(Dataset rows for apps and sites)
Start of Block

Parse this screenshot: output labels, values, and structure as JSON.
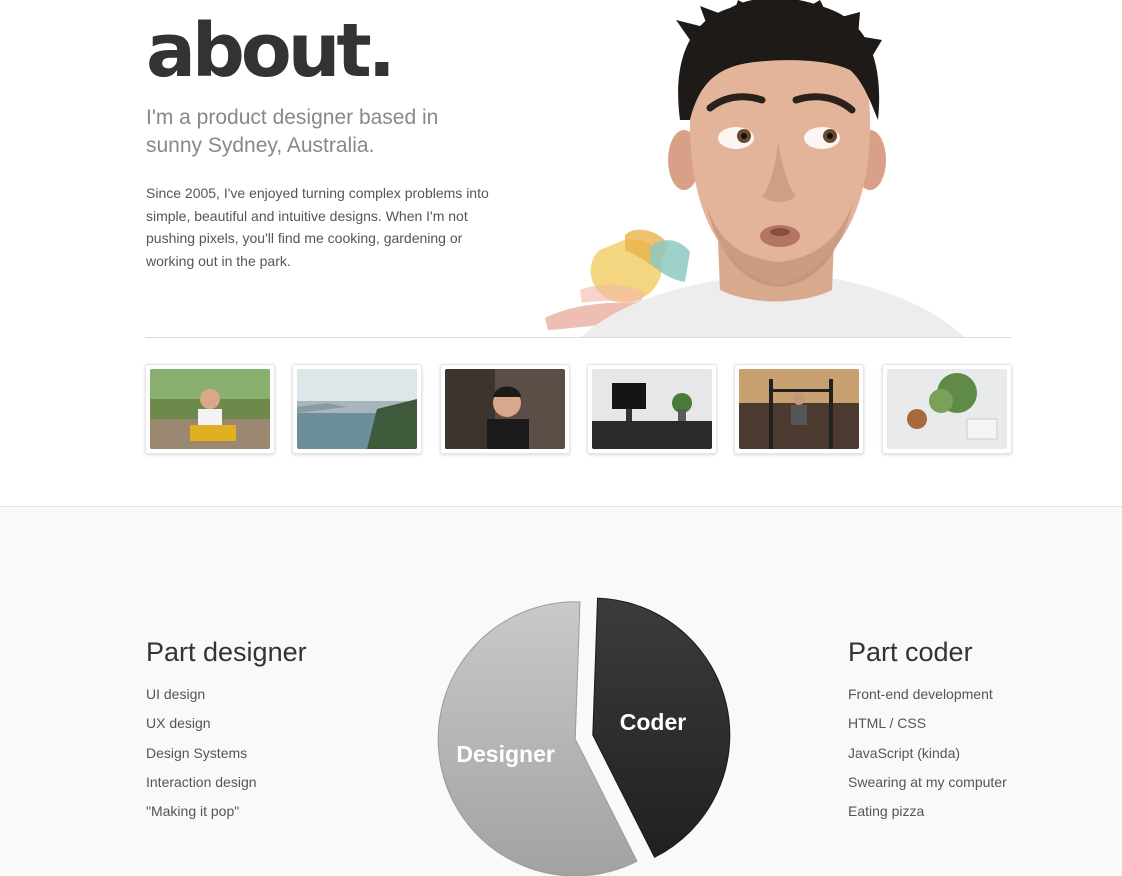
{
  "hero": {
    "title": "about.",
    "tagline": "I'm a product designer based in sunny Sydney, Australia.",
    "bio": "Since 2005, I've enjoyed turning complex problems into simple, beautiful and intuitive designs. When I'm not pushing pixels, you'll find me cooking, gardening or working out in the park."
  },
  "gallery": {
    "photos": [
      {
        "subject": "child-on-toy-photo"
      },
      {
        "subject": "harbour-view-photo"
      },
      {
        "subject": "selfie-photo"
      },
      {
        "subject": "desk-setup-photo"
      },
      {
        "subject": "park-workout-photo"
      },
      {
        "subject": "plant-and-lamp-photo"
      }
    ]
  },
  "skills": {
    "designer": {
      "title": "Part designer",
      "items": [
        "UI design",
        "UX design",
        "Design Systems",
        "Interaction design",
        "\"Making it pop\""
      ]
    },
    "coder": {
      "title": "Part coder",
      "items": [
        "Front-end development",
        "HTML / CSS",
        "JavaScript (kinda)",
        "Swearing at my computer",
        "Eating pizza"
      ]
    }
  },
  "chart_data": {
    "type": "pie",
    "categories": [
      "Designer",
      "Coder"
    ],
    "values": [
      58,
      42
    ],
    "colors": [
      "#b4b4b4",
      "#2f2f2f"
    ]
  }
}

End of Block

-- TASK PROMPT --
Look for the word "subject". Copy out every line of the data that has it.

-- ANSWER SECTION --
        "subject": "child-on-toy-photo"
        "subject": "harbour-view-photo"
        "subject": "selfie-photo"
        "subject": "desk-setup-photo"
        "subject": "park-workout-photo"
        "subject": "plant-and-lamp-photo"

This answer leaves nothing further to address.